     Dr. Love also has a Sexual Style Survey with sixty three questions for you to rate yourself and your partner more specifically, for those interested and brave enough to get more personal in this awkward area of reflection.  The Survey may open your eyes to topics that you were not familiar with or seen as relevant.

     I am quite aware that the readership of this column is quite diverse, especially regarding age, number of years married, conservative or liberal, loaded or limited libido, open or closed minded, comfortable or not in addressing the topic of lovemaking, etc… My hope is that each person would examine his/her sexuality and how it is expressed and shared with the person you love.  This is not about performance, but rather about an intimate sensual connection with yourself and your partner.

     The research on the health benefits and personal happiness related to shared sensual connection is overwhelming.  Are you not willing to opt for the possibility of better health and happiness for you and the one you love

Are You Too Rigid? Take the Test and Find Out!

Friday, July 15th, 2011

     There are many continuum based descriptors of personality: independent/dependent, controller/pleaser, extravert/introvert; dominant/submissive, rigid/flexible, etc…   Extremes generally are not healthy.  Balance would be a reasonable goal.  Let’s take a look at the rigid personality.

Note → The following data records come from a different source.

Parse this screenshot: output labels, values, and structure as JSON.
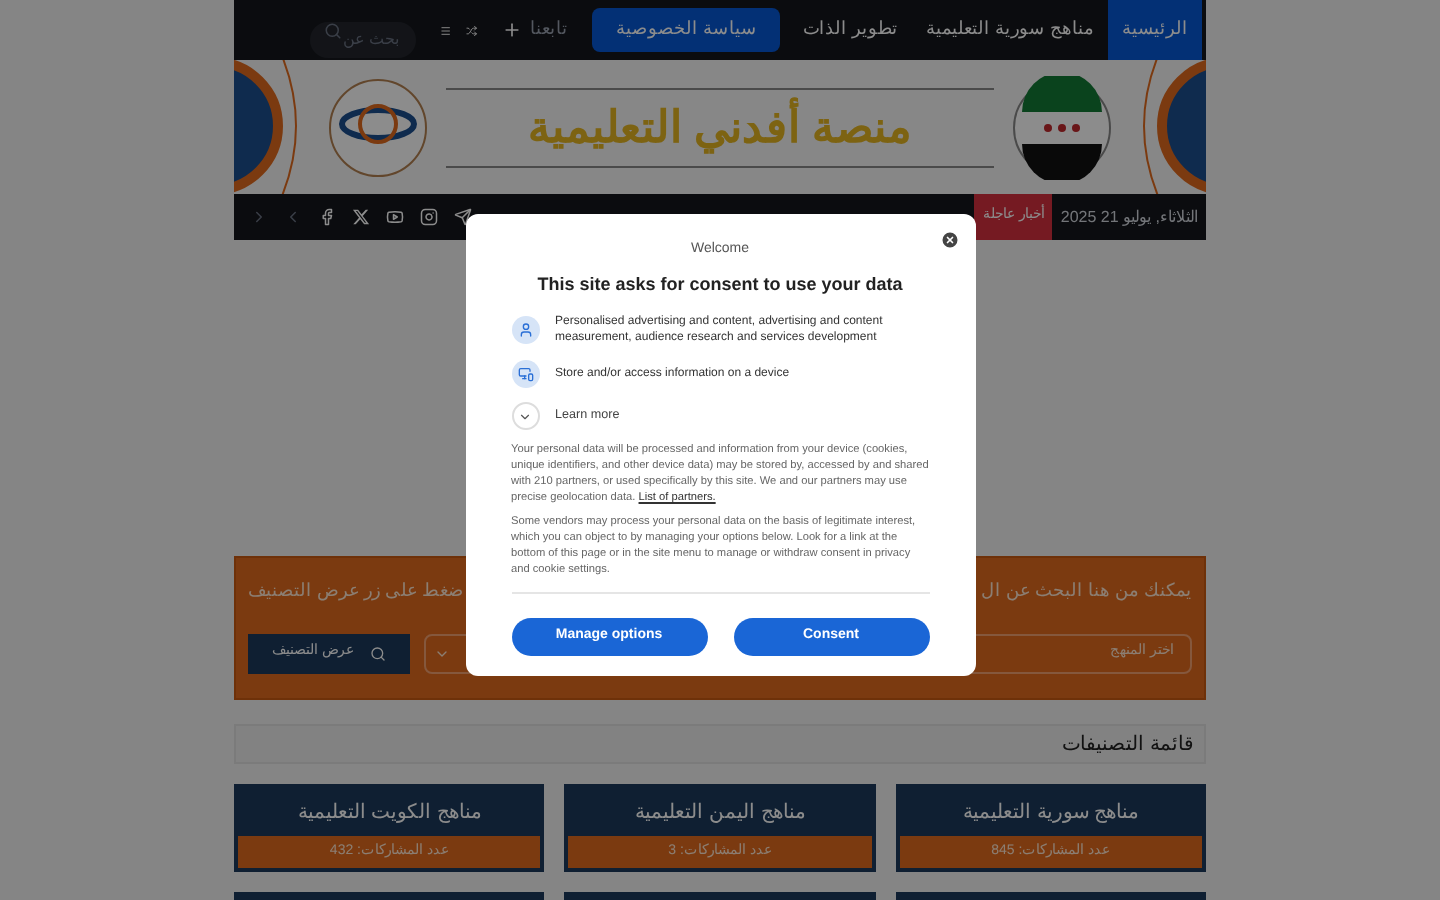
{
  "nav": {
    "items": [
      {
        "label": "الرئيسية",
        "selected": true,
        "kind": "link"
      },
      {
        "label": "مناهج سورية التعليمية",
        "selected": false,
        "kind": "link"
      },
      {
        "label": "تطوير الذات",
        "selected": false,
        "kind": "link"
      },
      {
        "label": "سياسة الخصوصية",
        "selected": false,
        "kind": "button"
      }
    ],
    "follow": "تابعنا",
    "search": {
      "placeholder": "بحث عن"
    }
  },
  "banner": {
    "title": "منصة أفدني التعليمية"
  },
  "ticker": {
    "date": "الثلاثاء, يوليو 21 2025",
    "badge": "أخبار عاجلة"
  },
  "finder": {
    "text_right": "يمكنك من هنا البحث عن ال",
    "text_left": "ضغط على زر عرض التصنيف",
    "select_placeholder": "اختر المنهج",
    "button": "عرض التصنيف"
  },
  "categories": {
    "heading": "قائمة التصنيفات",
    "cards": [
      {
        "title": "مناهج سورية التعليمية",
        "count": "عدد المشاركات: 845"
      },
      {
        "title": "مناهج اليمن التعليمية",
        "count": "عدد المشاركات: 3"
      },
      {
        "title": "مناهج الكويت التعليمية",
        "count": "عدد المشاركات: 432"
      }
    ]
  },
  "consent": {
    "heading": "Welcome",
    "title": "This site asks for consent to use your data",
    "purposes": [
      {
        "kind": "person",
        "text": "Personalised advertising and content, advertising and content measurement, audience research and services development"
      },
      {
        "kind": "device",
        "text": "Store and/or access information on a device"
      }
    ],
    "learn_more": "Learn more",
    "paragraph_1": "Your personal data will be processed and information from your device (cookies, unique identifiers, and other device data) may be stored by, accessed by and shared with 210 partners, or used specifically by this site. We and our partners may use precise geolocation data.",
    "partners_link": "List of partners.",
    "paragraph_2": "Some vendors may process your personal data on the basis of legitimate interest, which you can object to by managing your options below. Look for a link at the bottom of this page or in the site menu to manage or withdraw consent in privacy and cookie settings.",
    "manage_button": "Manage options",
    "consent_button": "Consent"
  }
}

     The following personality inventory gives some insight as to how rigid you may be.  See where you fit on this scale.  After each question answer A (rarely); B (sometimes) or C (often).

1. It’s hard for me to quickly adapt to change, such as a new job, friend, or neighborhood.

2. It bugs me when my surroundings are not neat and orderly.

3. I like to make lists of things to do.

4. I tend to feel dissatisfied or upset when I don’t finish a task.

5. When on vacation, I get upset if things don’t go as planned.

6. When someone takes advantage of me, it bothers me for a long time.

7. I tend to store used or old things since they may be useful someday.

8. I become uncomfortable when people don’t replace things the way I left them.

9. I am strongly conscientious about fulfilling my obligation.

10. I am meticulous about caring for my possessions.

     When finished, tally up your score giving yourself 1 point for each A, 2 points for each B, 3 points for each C response.

A score of 8-14 points.  You are lax, laid-back, and a threat to no one.

A score of 14-19 points. You are generally easygoing, but you have moments of verve and pluck..

A score of 20-25. You stand your ground, but you also give in now and then for the sake of a smooth relationship with others.
A score of 26-30. You suffer from “hardening of the categories” once you’ve made up your mind, nothing can change it.  Try to learn to relax, develop more empathy for others, and be more open to new ideas.

     All personalities begin with a biological orientation which is somewhat malleable as it is shaped and developed by early caretakers, teen age experiences, and the impact of significant adults.  It is important to understand the brain wiring that has been imbedded into your modus operandi.

     The rigid personality is more common in men, but not exclusively.  It is generally rooted in fear.  Trust is usually an issue for rigid people.  Rigid types tend to enjoy highly structured work that calls for strict standards – often in fields such as science, accounting, engineering, military, and research.

     Rigid personality types are not very flexible.  They do not bend.  Therefore they are more prone to “break” than those of a more flexible nature.  The breakdown usually begins in the late forties, early fifties.  These rigid people then tend to get angrier and more controlling as their rigid personality constructs start breaking down.  Often they tend to abuse alcohol and the people close to them.

     Extreme personalities are not very healthy.  If this inventory indicates you are quite rigid and/or significant people in your life have said that you are rigid, do something about it.  Don’t worry, you won’t turn into an overly flexible wuss.  But you may find more balance and a bit of  bend so that you don’t break!